The family Cassidae contains medium to large size shells which occur in tropical and temperate seas. There is about 60 species, most of which occur from the intertidal down to about 100 m in depth. Most helmet shells live buried in the sand by day, coming out at night to feed on echinoderms, especially sea urchins, which they can locate by smell from at least 30 centimetre away. In the Cassidae the columellar callus extends onto the ventral surface and is referred to as the columellar shield. The margin of the columellar shield, which is the edge away from the aperture, may adhere to the ventral surface of the whorl or be free standing, and may be straight, indented, or convex. The shield itself may be smooth or sculptured.
Genus: Phalium Link, 1807
Species: Phalium glaucum Linnaeus, 1758
Shell length 110.1 mm, early whorl roundly shouldered with fine, spiral and axial cords; last three angular and crenulate; usually one or more varices. Expanded, rotund, smooth or maleate body whorl. Narrow ridge below suture; shoulder crenulations becoming weak nodules. Thickened lip, backed by deep channel, with 3 or 4, strong, sharp spikes anteriorly; inside lip are up to 25 teeth. Columella has wide shield at interior end and is weakly spirally wrinkled. Narrow, deep umbilicious; siphonal canal turned up vertically. Gray; lip orange; the columella and shield creamy pink to white; interior rich dark purple-brown; umbilical area white.
Buccinum glaucum Linnaeus, 1758; Bezoardica vulgaris Schumacher, 1817; Cassis bezoar Gray, 1839; Cassidea strigata Shirley, 1911.
Phalium glaucum Linnaeus, 1758- [Hinton (1972): 17; Hinton (1978): 23; Hinton (1979): 17; Abbott and Dance (1982): 111; Eisenberg (1986): 81; Springsteen et al. (1986): 103; Dharma (1988): 69; Oliver (1989): 130; Abbott (1991): 50; Kubo and Kurozumi (1995): 69; Kreipl (1997): 37-38; Swennen et al. (2001): 382; Thach (2005): 99; Robin (2008): 141].

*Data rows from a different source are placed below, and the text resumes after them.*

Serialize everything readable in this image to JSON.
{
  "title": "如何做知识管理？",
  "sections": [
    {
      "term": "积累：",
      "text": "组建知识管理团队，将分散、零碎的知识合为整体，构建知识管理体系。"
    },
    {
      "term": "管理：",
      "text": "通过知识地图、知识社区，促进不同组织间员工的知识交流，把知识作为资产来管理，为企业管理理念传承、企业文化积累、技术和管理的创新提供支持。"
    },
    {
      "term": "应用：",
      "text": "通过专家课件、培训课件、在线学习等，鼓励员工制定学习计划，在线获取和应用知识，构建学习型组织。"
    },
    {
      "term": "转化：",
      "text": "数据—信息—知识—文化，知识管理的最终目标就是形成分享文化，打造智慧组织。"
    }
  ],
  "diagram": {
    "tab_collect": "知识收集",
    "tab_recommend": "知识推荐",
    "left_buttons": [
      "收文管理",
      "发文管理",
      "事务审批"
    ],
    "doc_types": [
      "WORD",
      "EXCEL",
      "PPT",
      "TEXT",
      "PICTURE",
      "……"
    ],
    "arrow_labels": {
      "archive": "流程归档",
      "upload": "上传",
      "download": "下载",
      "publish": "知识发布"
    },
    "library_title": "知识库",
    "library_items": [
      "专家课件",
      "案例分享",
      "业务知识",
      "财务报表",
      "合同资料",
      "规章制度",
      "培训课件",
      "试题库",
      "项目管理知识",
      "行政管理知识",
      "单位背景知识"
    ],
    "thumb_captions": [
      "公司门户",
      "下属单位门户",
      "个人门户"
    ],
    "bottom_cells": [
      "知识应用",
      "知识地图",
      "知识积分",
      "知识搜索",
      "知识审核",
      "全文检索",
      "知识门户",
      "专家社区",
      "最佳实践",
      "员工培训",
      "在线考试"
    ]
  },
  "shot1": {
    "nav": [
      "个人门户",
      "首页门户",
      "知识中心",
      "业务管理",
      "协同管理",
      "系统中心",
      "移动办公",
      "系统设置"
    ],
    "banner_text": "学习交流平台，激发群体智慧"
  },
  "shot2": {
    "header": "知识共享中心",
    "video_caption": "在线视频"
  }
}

Eastern Africa, South of Japan & Melanesia
This taxon has not yet been assessed for the IUCN Red List.